  1. I will lose or waste my hormones if I cum. 
    Your body doesn’t keep your hormones in your cum or pre-cum, so you don’t need to worry about losing any of your hormones if you ejaculate. Masturbate and have safe, consensual sex as often as you want! 
  1. I can’t take hormones and PrEP or HIV meds at the same time. 
    You can take hormones and PrEP or HIV meds at the same time! There are no medical reasons why someone cannot take PrEP or HIV meds at the same time they are on hormones. There are a few HIV meds that you shouldn’t take at the same time as hormones, so make sure that your HIV doctor knows you are on hormones. 

  1. I’ll grow breasts just like the other women in my family. 
    Breast growth is different from person to person or generation to generation. The women in your family may not be a good indicator of the breast growth you will have on hormones. Your breasts could continue to grow for about 2 or 3 years on hormones or you may decide that top surgery is a good option for you. 
  1. Estrogen will keep me from getting STIs. 
    Estrogen does not prevent you from getting HIV or other STIs. You will still need to use condoms, PrEP, and/or lube if you want to protect yourself when you’re having sex. Talk to your health care provider if you have questions about safe sex practices, including PrEP, a pill that prevents HIV. Here are some additional online resources you can check out too! 
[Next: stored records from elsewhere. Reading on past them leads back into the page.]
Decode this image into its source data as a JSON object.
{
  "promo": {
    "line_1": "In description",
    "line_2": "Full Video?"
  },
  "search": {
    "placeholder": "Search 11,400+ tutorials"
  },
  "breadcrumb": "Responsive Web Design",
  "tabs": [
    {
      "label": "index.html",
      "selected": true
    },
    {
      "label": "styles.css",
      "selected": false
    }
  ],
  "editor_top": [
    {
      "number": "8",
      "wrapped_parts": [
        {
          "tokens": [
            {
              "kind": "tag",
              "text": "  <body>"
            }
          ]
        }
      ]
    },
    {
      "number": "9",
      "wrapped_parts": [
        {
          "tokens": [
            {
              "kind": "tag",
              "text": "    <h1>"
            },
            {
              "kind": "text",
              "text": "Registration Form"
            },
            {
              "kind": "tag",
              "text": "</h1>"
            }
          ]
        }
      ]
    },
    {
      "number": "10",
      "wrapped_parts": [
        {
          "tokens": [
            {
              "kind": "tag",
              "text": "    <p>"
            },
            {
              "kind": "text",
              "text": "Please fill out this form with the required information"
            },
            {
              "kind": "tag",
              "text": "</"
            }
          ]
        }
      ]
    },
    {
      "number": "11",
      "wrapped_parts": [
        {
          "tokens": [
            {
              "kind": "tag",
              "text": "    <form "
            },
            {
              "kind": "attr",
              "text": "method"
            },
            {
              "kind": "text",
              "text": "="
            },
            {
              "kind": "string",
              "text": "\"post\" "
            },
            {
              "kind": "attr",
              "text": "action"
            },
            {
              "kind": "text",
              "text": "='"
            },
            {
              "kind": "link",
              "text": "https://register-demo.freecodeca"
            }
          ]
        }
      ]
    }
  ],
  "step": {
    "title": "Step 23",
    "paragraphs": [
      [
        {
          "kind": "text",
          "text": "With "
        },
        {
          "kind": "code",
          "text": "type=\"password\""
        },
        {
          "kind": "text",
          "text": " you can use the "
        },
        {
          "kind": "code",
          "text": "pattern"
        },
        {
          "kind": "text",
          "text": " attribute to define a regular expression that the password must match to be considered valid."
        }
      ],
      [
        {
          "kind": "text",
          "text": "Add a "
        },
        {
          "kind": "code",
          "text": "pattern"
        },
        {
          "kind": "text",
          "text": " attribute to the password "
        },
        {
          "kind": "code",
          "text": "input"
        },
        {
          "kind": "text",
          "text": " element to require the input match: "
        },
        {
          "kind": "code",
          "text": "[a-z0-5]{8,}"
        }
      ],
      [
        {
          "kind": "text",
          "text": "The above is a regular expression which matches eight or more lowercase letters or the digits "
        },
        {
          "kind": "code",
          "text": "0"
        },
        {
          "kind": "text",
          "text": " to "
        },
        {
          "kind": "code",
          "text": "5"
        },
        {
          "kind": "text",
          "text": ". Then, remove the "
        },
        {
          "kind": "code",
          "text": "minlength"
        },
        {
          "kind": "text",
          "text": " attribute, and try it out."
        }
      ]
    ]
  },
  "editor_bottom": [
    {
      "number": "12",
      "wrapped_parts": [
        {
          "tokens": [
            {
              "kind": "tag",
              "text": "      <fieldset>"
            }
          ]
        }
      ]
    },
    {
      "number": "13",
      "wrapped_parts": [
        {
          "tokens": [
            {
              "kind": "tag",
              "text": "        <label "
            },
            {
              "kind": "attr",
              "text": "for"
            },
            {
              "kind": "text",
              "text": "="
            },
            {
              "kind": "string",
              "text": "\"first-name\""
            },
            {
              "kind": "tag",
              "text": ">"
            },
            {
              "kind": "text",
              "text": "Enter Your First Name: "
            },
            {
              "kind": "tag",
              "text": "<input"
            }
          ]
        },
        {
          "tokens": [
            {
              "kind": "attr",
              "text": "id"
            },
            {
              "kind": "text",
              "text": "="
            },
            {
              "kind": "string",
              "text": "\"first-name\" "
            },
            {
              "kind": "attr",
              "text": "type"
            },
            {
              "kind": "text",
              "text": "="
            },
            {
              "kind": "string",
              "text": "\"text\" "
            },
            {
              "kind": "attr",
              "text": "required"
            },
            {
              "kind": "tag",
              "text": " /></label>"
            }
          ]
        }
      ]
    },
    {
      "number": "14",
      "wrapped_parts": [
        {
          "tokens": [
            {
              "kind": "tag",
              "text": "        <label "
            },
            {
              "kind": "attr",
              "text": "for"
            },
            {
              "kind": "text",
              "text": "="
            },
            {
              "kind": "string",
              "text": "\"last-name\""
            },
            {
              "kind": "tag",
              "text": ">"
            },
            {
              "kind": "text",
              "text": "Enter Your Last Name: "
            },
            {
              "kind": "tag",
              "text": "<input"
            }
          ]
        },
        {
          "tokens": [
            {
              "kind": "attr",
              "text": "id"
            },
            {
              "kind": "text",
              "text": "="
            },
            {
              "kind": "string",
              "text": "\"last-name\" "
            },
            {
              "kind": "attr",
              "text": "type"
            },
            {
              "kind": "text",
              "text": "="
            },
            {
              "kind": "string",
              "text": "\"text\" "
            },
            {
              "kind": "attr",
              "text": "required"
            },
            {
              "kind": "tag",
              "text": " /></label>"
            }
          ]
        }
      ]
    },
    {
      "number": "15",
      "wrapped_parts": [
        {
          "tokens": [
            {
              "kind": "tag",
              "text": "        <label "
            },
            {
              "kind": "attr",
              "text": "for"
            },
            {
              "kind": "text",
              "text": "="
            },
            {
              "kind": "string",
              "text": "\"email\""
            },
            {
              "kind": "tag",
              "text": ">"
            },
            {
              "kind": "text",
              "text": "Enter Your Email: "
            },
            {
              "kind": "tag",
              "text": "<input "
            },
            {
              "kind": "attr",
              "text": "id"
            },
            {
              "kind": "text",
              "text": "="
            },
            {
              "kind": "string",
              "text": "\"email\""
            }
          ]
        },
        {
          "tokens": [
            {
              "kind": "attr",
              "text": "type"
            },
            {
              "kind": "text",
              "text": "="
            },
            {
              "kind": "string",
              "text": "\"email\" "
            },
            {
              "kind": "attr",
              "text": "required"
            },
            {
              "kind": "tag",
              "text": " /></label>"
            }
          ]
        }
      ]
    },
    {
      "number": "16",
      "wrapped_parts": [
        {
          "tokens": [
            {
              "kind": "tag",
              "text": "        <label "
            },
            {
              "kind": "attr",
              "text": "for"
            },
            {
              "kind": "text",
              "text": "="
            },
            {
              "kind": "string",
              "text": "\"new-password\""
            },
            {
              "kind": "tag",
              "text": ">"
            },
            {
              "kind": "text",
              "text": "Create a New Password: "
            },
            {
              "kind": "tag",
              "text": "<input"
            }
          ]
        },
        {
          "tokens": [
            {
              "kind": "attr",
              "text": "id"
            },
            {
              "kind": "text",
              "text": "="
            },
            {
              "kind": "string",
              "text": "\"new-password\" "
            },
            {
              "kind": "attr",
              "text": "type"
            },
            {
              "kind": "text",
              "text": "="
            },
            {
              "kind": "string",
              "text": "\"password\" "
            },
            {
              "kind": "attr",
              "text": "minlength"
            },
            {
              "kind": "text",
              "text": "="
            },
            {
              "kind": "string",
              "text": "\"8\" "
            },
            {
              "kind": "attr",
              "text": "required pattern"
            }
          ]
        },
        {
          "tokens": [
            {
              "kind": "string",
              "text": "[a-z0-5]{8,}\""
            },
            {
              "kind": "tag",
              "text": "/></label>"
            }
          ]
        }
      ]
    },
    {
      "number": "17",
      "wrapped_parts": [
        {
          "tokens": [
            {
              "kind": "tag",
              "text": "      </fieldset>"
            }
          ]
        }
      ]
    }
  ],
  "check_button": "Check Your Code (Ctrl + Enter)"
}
Source: Center of Excellence for Transgender Health, Department of Family and Community Medicine, University of California San Francisco Guidelines for the Primary and Gender-Affirming Care of Transgender and Gender Nonbinary People 2nd edition. Deutsch MB, ed. June 2016. Available at